EXERCISE: Return all lines from the listing below in which "image" appears.

RECORD EXTRACTS:
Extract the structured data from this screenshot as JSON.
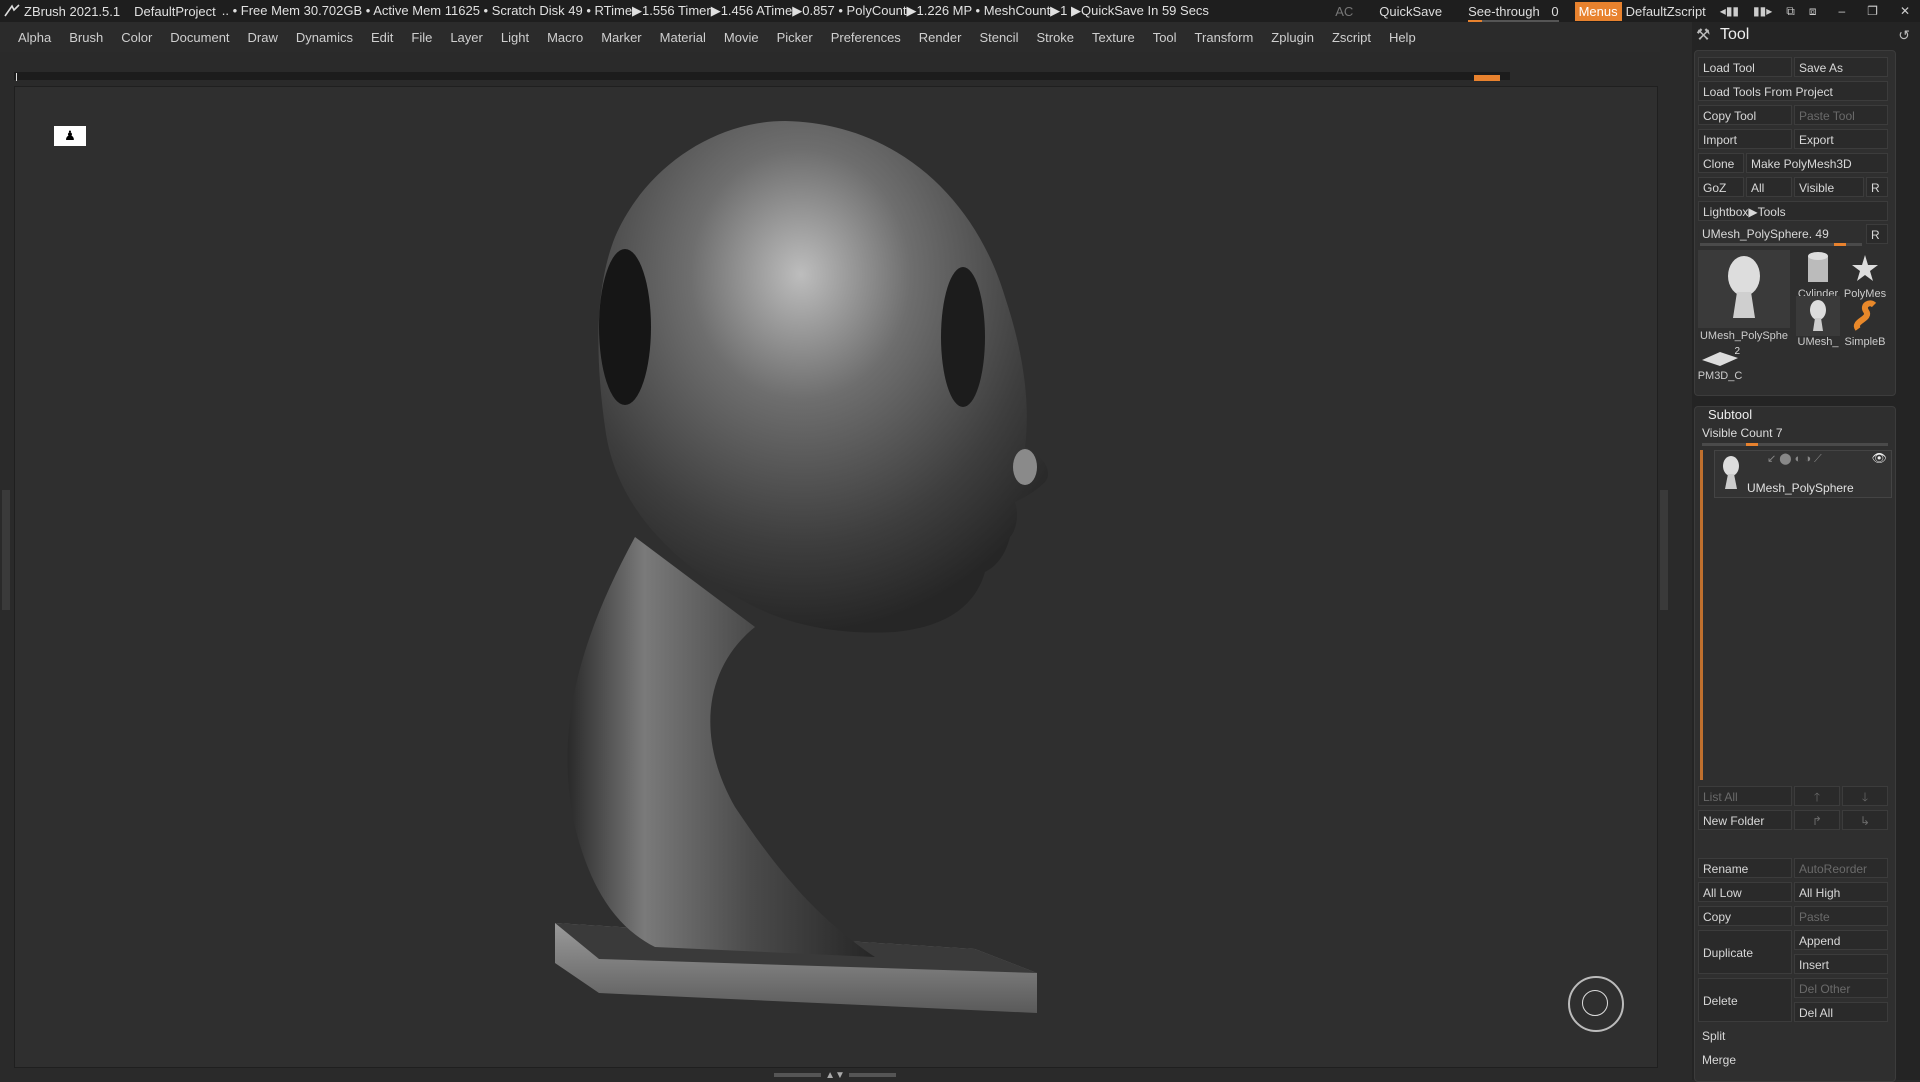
{
  "titlebar": {
    "app": "ZBrush 2021.5.1",
    "project": "DefaultProject",
    "stats": ".. • Free Mem 30.702GB • Active Mem 11625 • Scratch Disk 49 •  RTime▶1.556 Timer▶1.456 ATime▶0.857 • PolyCount▶1.226 MP  • MeshCount▶1  ▶QuickSave In 59 Secs",
    "ac": "AC",
    "quicksave": "QuickSave",
    "seethrough_label": "See-through",
    "seethrough_value": "0",
    "menus": "Menus",
    "script": "DefaultZscript"
  },
  "menubar": {
    "items": [
      "Alpha",
      "Brush",
      "Color",
      "Document",
      "Draw",
      "Dynamics",
      "Edit",
      "File",
      "Layer",
      "Light",
      "Macro",
      "Marker",
      "Material",
      "Movie",
      "Picker",
      "Preferences",
      "Render",
      "Stencil",
      "Stroke",
      "Texture",
      "Tool",
      "Transform",
      "Zplugin",
      "Zscript",
      "Help"
    ]
  },
  "tool_panel": {
    "title": "Tool",
    "load_tool": "Load Tool",
    "save_as": "Save As",
    "load_from_project": "Load Tools From Project",
    "copy_tool": "Copy Tool",
    "paste_tool": "Paste Tool",
    "import": "Import",
    "export": "Export",
    "clone": "Clone",
    "make_polymesh": "Make PolyMesh3D",
    "goz": "GoZ",
    "all": "All",
    "visible": "Visible",
    "r": "R",
    "lightbox_tools": "Lightbox▶Tools",
    "current_tool": "UMesh_PolySphere. 49",
    "current_tool_slider": 0.9,
    "thumbs": {
      "main": "UMesh_PolySphe",
      "cylinder": "Cylinder",
      "polymesh": "PolyMes",
      "umesh_small": "UMesh_",
      "simpleb": "SimpleB",
      "pm3d": "PM3D_C",
      "pm3d_count": "2"
    }
  },
  "subtool": {
    "title": "Subtool",
    "visible_count": "Visible Count 7",
    "visible_count_slider": 0.3,
    "item_name": "UMesh_PolySphere",
    "list_all": "List All",
    "new_folder": "New Folder",
    "rename": "Rename",
    "autoreorder": "AutoReorder",
    "all_low": "All Low",
    "all_high": "All High",
    "copy": "Copy",
    "paste": "Paste",
    "duplicate": "Duplicate",
    "append": "Append",
    "insert": "Insert",
    "delete": "Delete",
    "del_other": "Del Other",
    "del_all": "Del All",
    "split": "Split",
    "merge": "Merge"
  },
  "colors": {
    "accent": "#e8822e",
    "background": "#2a2a2a",
    "viewport": "#2f2f2f"
  }
}
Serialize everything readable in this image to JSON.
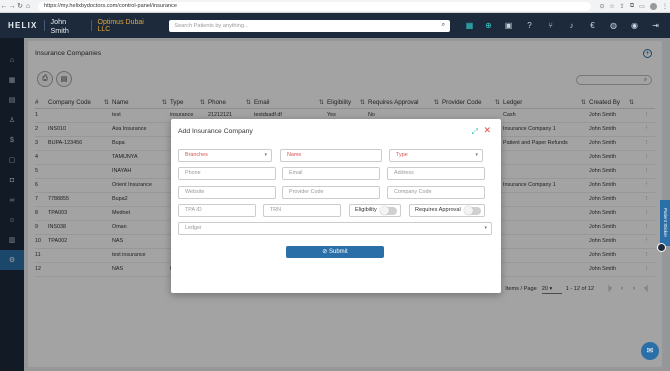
{
  "browser": {
    "url": "https://my.helixbydoctors.com/control-panel/insurance"
  },
  "header": {
    "logo": "HELIX",
    "user_name": "John Smith",
    "company": "Optimus Dubai LLC",
    "search_placeholder": "Search Patients by anything..."
  },
  "page": {
    "title": "Insurance Companies"
  },
  "table": {
    "columns": [
      "#",
      "Company Code",
      "Name",
      "Type",
      "Phone",
      "Email",
      "Eligibility",
      "Requires Approval",
      "Provider Code",
      "Ledger",
      "Created By"
    ],
    "rows": [
      [
        "1",
        "",
        "test",
        "insurance",
        "21212121",
        "testdsadf.df",
        "Yes",
        "No",
        "",
        "Cash",
        "John Smith"
      ],
      [
        "2",
        "INS010",
        "Axa Insurance",
        "",
        "",
        "",
        "",
        "",
        "",
        "Insurance Company 1",
        "John Smith"
      ],
      [
        "3",
        "BUPA-123456",
        "Bupa",
        "",
        "",
        "",
        "",
        "",
        "",
        "Patient and Paper Refunds",
        "John Smith"
      ],
      [
        "4",
        "",
        "TAMUNYA",
        "",
        "",
        "",
        "",
        "",
        "",
        "",
        "John Smith"
      ],
      [
        "5",
        "",
        "INAYAH",
        "",
        "",
        "",
        "",
        "",
        "",
        "",
        "John Smith"
      ],
      [
        "6",
        "",
        "Orient Insurance",
        "",
        "",
        "",
        "",
        "",
        "",
        "Insurance Company 1",
        "John Smith"
      ],
      [
        "7",
        "7788855",
        "Bupa2",
        "",
        "",
        "",
        "",
        "",
        "",
        "",
        "John Smith"
      ],
      [
        "8",
        "TPA003",
        "Mednet",
        "",
        "",
        "",
        "",
        "",
        "",
        "",
        "John Smith"
      ],
      [
        "9",
        "INS038",
        "Oman",
        "",
        "",
        "",
        "",
        "",
        "",
        "",
        "John Smith"
      ],
      [
        "10",
        "TPA002",
        "NAS",
        "",
        "",
        "",
        "",
        "",
        "",
        "",
        "John Smith"
      ],
      [
        "11",
        "",
        "test insurance",
        "",
        "",
        "",
        "",
        "",
        "",
        "",
        "John Smith"
      ],
      [
        "12",
        "",
        "NAS",
        "tpa",
        "",
        "",
        "No",
        "No",
        "",
        "",
        "John Smith"
      ]
    ]
  },
  "pagination": {
    "label": "Items / Page",
    "per_page": "20",
    "range": "1 - 12 of 12"
  },
  "modal": {
    "title": "Add Insurance Company",
    "fields": {
      "branches": "Branches",
      "name": "Name",
      "type": "Type",
      "phone": "Phone",
      "email": "Email",
      "address": "Address",
      "website": "Website",
      "provider_code": "Provider Code",
      "company_code": "Company Code",
      "tpa_id": "TPA ID",
      "trn": "TRN",
      "eligibility": "Eligibility",
      "requires_approval": "Requires Approval",
      "ledger": "Ledger"
    },
    "submit_label": "Submit"
  },
  "side_tab": "Patient Sticker",
  "colors": {
    "header_bg": "#1d2a3b",
    "accent_blue": "#2b6fa8",
    "accent_teal": "#2ecbc9",
    "company_orange": "#e3a73a",
    "required_red": "#d9534f"
  },
  "icons": {
    "header": [
      "search-icon",
      "qr-icon",
      "person-add-icon",
      "calendar-icon",
      "help-icon",
      "branch-icon",
      "bell-icon",
      "currency-icon",
      "globe-icon",
      "user-icon",
      "logout-icon"
    ],
    "sidebar": [
      "home-icon",
      "calendar-icon",
      "document-icon",
      "patient-icon",
      "dollar-icon",
      "box-icon",
      "bag-icon",
      "stethoscope-icon",
      "people-icon",
      "reports-icon",
      "settings-icon"
    ]
  }
}
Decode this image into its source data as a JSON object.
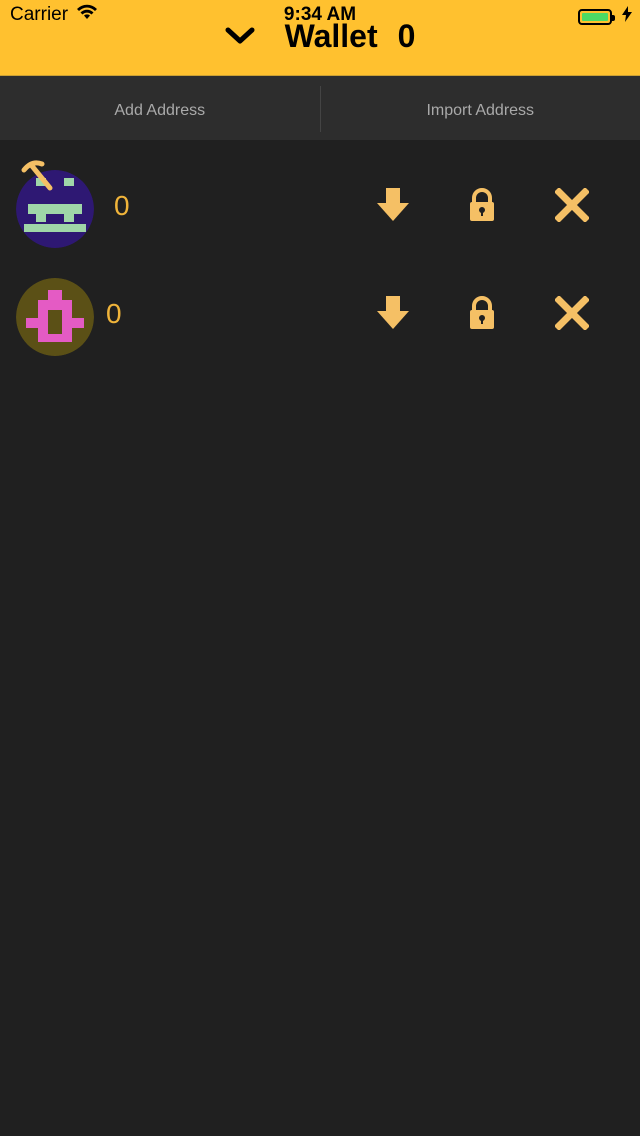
{
  "status_bar": {
    "carrier": "Carrier",
    "time": "9:34 AM"
  },
  "header": {
    "title": "Wallet",
    "balance": "0",
    "accent_color": "#ffc12f"
  },
  "tabs": [
    {
      "label": "Add Address"
    },
    {
      "label": "Import Address"
    }
  ],
  "addresses": [
    {
      "balance": "0",
      "avatar_bg": "#2e1873",
      "avatar_fg": "#9fd6a8",
      "selected": true
    },
    {
      "balance": "0",
      "avatar_bg": "#5b5016",
      "avatar_fg": "#e45bc4",
      "selected": false
    }
  ],
  "icons": {
    "collapse": "chevron-down-icon",
    "receive": "download-arrow-icon",
    "lock": "lock-icon",
    "remove": "close-icon",
    "selected": "pickaxe-icon"
  },
  "colors": {
    "background": "#202020",
    "tabbar": "#2d2d2d",
    "icon": "#f5c065",
    "balance_text": "#f0b43a"
  }
}
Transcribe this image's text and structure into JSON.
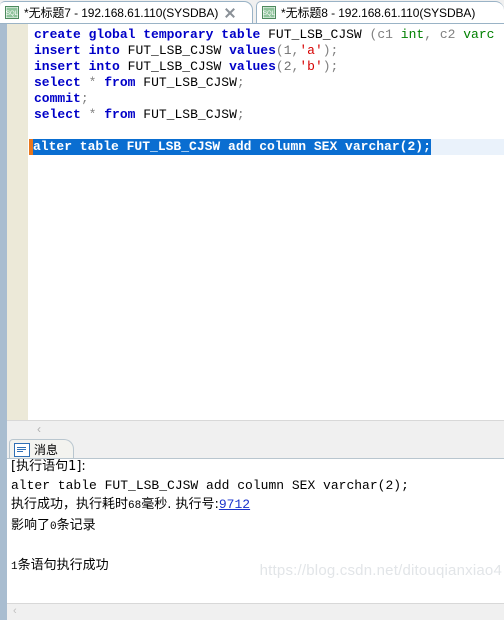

TASK RESULT:
Serialize everything readable in this image to JSON.
Decode this image into its source data as a JSON object.
Transcribe this image's text and structure into JSON.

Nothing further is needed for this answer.